Collegiate Chorale Paulo Szot and Deborah Voigt, with orchestra and chorus on Thursday night at the Isaac Stern Auditorium, Carnegie Hall.
By STEPHEN HOLDEN
Published: May 20, 2011
No question: the musical forces on the stage of Carnegie Hall on Thursday evening were mighty. Take the 180-voice Collegiate Chorale, add a real-life Brünnhilde in the person of the great dramatic soprano Deborah Voigt, and you should expect nothing less than thunder and lightning. But it was not to be. A distant rumble, a flicker on the horizon, a spritz of rain, yes. But except for a rip-roaring “Oklahoma!” when everything suddenly converged, there was only a hint of a storm.
The occasion was the chorale’s spring concert and benefit, “Something Wonderful: An Evening of Broadway With Deborah Voigt.” Ted Sperling conducted the American Symphony Orchestra; the dashing baritone Paulo Szot was special guest and Ms. Voigt’s on-and-off singing partner.
The problems began with the microphone. Ms. Voigt’s decision to use one throughout most of the program turned out to be an exercise in self-suppression. She muted her power to create a more informal, intimate attitude, making her voice sound ragged and occasionally uncertain, if still essentially operatic. Only when she dispensed with amplification to sing “My Man’s Gone Now,” in a “Porgy and Bess” suite, did her magnificent sound unfurl in scorching tongues of fire.
At the same time, Carnegie Hall’s acoustic quirks diffused the chorale’s massed voices into whooshes. You had the impression of tons of vocal confetti being tossed to the wind. The repertory was also problematic. Why the melodious but insipid selections from “The Music Man” that dominated the early part of the 90-minute show? They may be pretty but offer little in the way of interpretive challenge.
To a lesser degree, the same goes for the Kern-Hammerstein songs from “Sweet Adeline” (with the exception of “Why Was I Born? ”) and the so-so “You Are Never Away,” from Rodgers and Hammerstein’s “Allegro.”
As the program became more substantial, a deeper problem emerged. Ms. Voigt’s sincere efforts to break out of an operatic mode into the spontaneous, quasi-conversational fluidity demanded by Broadway were largely futile. “Something Wonderful,” from “The King and I” remained coolly elevated; “Can’t Help Lovin’ Dat Man” was stiff.
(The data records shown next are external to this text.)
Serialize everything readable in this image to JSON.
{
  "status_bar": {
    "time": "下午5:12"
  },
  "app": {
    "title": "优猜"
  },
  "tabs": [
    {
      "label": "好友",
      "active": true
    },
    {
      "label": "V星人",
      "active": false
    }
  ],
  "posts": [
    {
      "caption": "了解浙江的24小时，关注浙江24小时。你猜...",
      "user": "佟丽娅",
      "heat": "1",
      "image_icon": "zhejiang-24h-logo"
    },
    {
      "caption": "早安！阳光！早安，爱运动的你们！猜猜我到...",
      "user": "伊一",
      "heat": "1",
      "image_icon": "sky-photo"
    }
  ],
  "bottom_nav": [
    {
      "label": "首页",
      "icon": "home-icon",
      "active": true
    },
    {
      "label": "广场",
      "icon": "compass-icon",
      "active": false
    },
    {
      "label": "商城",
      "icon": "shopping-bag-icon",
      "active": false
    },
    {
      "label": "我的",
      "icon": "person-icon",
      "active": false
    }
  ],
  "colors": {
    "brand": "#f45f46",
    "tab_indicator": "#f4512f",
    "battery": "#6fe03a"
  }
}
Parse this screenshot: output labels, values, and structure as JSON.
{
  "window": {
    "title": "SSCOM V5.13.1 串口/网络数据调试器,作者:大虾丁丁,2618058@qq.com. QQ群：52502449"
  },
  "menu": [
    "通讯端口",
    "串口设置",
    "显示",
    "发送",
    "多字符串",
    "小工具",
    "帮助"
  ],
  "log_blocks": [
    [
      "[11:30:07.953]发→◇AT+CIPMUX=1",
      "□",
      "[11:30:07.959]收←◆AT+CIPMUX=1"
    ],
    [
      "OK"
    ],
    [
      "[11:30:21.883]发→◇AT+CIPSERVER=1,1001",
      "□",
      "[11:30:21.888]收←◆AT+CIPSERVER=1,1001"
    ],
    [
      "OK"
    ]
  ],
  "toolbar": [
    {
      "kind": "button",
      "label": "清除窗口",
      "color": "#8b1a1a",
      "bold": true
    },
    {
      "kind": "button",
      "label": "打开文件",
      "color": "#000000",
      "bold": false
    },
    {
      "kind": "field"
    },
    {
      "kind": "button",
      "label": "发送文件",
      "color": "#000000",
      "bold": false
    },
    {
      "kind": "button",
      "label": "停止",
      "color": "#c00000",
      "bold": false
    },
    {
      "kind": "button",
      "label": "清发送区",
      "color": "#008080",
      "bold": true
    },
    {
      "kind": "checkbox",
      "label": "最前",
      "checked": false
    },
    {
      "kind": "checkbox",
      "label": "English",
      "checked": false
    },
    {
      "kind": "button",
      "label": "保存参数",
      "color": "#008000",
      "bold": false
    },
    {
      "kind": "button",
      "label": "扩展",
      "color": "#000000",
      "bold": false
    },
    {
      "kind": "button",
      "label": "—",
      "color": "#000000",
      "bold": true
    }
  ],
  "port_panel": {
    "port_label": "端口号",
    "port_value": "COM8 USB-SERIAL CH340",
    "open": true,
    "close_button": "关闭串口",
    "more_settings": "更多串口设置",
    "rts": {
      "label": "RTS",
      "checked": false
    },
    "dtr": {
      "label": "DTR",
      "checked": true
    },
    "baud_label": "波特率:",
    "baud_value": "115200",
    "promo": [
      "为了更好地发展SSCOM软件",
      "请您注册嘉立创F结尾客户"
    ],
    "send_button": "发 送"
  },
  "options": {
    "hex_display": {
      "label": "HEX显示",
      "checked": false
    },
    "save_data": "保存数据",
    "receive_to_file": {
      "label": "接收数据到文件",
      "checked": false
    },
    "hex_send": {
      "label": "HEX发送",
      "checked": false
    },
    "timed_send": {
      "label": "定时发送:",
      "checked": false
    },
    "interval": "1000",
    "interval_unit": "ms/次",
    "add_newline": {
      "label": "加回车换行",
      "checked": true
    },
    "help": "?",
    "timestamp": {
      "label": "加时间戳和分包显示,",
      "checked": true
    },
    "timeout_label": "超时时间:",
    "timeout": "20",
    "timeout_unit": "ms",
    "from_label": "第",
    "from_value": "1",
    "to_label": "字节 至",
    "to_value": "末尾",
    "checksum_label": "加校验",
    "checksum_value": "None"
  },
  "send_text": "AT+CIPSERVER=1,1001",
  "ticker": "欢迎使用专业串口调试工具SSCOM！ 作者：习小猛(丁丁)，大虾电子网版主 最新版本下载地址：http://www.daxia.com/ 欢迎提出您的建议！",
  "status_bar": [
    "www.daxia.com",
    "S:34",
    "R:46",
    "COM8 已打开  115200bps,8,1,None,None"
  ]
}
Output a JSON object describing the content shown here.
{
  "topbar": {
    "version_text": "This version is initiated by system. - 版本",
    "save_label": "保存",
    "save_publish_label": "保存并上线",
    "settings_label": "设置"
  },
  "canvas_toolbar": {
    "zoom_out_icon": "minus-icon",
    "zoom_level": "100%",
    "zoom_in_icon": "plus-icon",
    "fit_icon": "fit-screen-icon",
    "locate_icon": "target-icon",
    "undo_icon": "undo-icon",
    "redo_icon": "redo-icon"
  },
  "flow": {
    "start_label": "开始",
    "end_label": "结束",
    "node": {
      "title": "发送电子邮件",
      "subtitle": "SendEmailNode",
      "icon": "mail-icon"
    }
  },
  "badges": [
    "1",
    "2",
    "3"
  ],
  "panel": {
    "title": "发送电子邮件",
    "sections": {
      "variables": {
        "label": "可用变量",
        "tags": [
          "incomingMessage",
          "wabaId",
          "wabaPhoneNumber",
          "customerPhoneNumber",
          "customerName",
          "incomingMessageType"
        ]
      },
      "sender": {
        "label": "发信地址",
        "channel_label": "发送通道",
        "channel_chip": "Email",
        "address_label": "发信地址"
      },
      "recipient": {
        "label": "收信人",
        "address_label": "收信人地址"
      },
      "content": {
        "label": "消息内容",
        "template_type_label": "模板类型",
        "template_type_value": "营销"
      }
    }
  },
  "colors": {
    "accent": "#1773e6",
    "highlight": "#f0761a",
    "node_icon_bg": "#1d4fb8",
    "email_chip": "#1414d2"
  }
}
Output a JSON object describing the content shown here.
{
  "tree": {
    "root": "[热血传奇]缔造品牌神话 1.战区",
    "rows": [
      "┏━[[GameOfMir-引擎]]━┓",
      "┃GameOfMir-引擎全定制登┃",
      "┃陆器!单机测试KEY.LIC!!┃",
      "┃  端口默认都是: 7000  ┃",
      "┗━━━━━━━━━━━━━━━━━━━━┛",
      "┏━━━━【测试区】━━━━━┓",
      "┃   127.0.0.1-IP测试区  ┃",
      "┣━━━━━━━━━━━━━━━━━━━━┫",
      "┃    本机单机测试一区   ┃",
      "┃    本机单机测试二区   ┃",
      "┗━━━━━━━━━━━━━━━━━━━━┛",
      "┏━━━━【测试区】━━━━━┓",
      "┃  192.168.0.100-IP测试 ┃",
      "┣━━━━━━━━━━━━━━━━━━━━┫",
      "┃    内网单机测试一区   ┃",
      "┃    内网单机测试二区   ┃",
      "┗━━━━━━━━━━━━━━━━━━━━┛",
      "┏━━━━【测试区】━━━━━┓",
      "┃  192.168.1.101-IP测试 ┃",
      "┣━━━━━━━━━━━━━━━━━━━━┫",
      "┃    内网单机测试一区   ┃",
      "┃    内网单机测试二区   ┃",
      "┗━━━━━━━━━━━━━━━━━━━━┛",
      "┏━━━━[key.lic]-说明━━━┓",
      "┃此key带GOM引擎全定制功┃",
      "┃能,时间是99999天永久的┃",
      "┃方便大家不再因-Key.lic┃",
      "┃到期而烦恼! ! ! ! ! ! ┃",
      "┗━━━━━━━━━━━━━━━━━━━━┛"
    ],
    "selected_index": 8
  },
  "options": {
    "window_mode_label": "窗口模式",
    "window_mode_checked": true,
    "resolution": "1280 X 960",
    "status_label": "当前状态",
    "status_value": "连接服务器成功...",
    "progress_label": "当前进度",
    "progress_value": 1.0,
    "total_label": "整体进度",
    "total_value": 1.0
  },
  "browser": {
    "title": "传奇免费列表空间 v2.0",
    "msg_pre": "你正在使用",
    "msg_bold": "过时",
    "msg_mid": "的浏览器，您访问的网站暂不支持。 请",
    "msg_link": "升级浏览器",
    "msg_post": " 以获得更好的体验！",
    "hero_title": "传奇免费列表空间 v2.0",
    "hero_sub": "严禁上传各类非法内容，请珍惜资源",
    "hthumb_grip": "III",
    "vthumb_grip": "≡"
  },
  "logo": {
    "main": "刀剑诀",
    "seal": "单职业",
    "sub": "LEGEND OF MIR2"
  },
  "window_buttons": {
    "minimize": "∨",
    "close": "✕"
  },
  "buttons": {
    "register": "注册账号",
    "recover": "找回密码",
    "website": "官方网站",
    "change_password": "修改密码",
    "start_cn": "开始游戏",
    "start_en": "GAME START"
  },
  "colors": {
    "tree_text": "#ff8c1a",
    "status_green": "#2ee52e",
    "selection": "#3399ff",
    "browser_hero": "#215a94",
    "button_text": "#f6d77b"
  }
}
Even “Losing My Mind,” the killer ballad from “Follies,” whose narrator is questioning her mental stability, remained lofty and safely tranquilized.
“They Say It’s Wonderful,” from “Annie Get Your Gun,” had no underlying yearning or sense of expectation. Some barriers came down during Ms. Voigt’s and Mr. Szot’s duets on “An Old-Fashioned Wedding” and “Anything You Can Do,” but even here, their playfulness was forced.
The show left me pondering a question that has been floating in the air since the 1980s vogue of recordings of Broadway shows sung by opera stars. Are musical comedy and opera first cousins? Or are they really distant relatives? A handful of singers like Audra McDonald and Brian Stokes Mitchell tease us with the possibility that the two are immediate family. But I wonder.
Early in the show Ms. Voigt said, “It’s nice to be among you mortals and to be on a stage that isn’t moving.” But the evening suggested that escaping Valhalla isn’t as easy as picking up a microphone and posing as one of the folks.
The Glamorous Life
“The Glamorous Life” sung by the incandescent Audra McDonald…and you wonder why I’m obsessed with this woman.
So fucking excited about Audra’s upcoming “Porgy & Bess.” It’s been my dream for years to see her in the part!!!